Posted by lisagbrown on June 21, 2009
Please visit Antennae‘s website to download (for free!!) the newest issue of the ever-wonderful Antennae: The Journal of Nature in Visual Culture. The theme of the issue is heat. As Giovanni Aloi, the journal’s editor-in-chief, explains:
This issue of Antennae is fully dedicated to climate change. “Heat” pieces together a selection of artists’ responses to climate changes as experienced in different geographical, social and cultural realities. In doing so, we have tried to evenly divide our attention through a range of issues related to and departing from global warming.
Also, towards the end of the issue, please check out my interview with Geralyn Pezanoski, the director of MINE, an incredible documentary about the fate of companion animals during hurricane Katrina.
Posted in Amphibians, Animal Behavior, Animal Welfare, Animals, Art, Conservation, Dogs, Ethics, Extinction, Human-Animal Bond, Human-Animal Studies, Literature, Photography, Public Policy, Representations, Theory | Leave a Comment »
Posted by lisagbrown on April 3, 2009

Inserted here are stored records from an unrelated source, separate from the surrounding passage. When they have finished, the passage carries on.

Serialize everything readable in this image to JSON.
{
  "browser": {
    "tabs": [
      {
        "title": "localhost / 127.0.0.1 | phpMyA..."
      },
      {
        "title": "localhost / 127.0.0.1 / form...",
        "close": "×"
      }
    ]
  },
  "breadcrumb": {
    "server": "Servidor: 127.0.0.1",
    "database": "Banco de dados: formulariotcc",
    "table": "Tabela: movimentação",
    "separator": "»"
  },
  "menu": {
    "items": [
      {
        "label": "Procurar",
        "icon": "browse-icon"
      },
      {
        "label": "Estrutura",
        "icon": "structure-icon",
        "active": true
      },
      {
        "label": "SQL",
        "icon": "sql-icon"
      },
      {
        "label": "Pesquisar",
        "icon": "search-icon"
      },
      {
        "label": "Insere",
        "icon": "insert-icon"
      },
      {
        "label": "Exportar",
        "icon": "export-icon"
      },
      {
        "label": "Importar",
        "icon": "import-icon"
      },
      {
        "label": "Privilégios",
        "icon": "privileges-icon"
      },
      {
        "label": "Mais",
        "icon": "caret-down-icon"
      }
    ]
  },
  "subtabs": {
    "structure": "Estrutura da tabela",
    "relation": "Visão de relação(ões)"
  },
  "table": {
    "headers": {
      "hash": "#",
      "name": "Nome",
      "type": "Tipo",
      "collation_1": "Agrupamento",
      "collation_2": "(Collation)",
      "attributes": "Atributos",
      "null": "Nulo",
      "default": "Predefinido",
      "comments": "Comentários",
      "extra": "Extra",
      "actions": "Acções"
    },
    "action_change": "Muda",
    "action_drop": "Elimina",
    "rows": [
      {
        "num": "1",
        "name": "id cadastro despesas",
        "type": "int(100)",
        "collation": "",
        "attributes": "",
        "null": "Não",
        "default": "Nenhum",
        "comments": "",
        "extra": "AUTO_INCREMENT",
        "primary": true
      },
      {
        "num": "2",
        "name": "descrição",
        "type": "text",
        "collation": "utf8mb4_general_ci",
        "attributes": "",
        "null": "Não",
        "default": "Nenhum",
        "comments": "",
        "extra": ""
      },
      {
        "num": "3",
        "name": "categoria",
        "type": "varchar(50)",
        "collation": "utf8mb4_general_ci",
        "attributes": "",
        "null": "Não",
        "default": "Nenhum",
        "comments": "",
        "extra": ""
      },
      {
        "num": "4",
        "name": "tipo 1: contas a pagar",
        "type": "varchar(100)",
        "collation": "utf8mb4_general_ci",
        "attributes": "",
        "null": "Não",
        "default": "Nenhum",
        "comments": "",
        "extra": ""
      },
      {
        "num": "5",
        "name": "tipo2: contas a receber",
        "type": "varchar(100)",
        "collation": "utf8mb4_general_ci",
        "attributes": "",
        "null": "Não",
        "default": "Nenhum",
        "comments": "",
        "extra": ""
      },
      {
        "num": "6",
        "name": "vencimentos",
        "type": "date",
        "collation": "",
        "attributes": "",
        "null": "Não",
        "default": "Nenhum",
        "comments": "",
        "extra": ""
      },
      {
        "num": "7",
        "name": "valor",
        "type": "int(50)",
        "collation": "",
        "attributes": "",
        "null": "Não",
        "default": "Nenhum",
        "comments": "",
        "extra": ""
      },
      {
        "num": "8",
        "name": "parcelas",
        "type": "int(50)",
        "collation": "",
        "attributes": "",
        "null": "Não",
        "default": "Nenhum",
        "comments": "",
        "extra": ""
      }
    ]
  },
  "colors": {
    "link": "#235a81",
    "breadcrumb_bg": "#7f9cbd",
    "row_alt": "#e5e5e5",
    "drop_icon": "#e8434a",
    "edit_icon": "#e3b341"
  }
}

Just over a year ago, I wrote a post about Allison Argo’s Crash: A Tale of Two Species, a film about shorebirds and horseshoe crabs. I’m happy to say that Allison’s unique perspective on animals is back, this time on behalf of frogs. Frogs: The Thin Green Line premieres this Sunday, April 5th, at 8PM on PBS (check your local listings). As Allison explains in this sure-to-be stunning visual feast, dozens of frog species have completely disappeared over the last decade. This film is both her love letter to these strange amphibians, and also a murder mystery. Where have they gone? And what does their disappearance mean for other frogs and other animals … and for us?
Check the PBS website for a remarkable preview of this film.
Posted in Amphibians, Animal Welfare, Animals, Art, Conservation, Ethics, Extinction, Public Policy, Representations, Television | 1 Comment »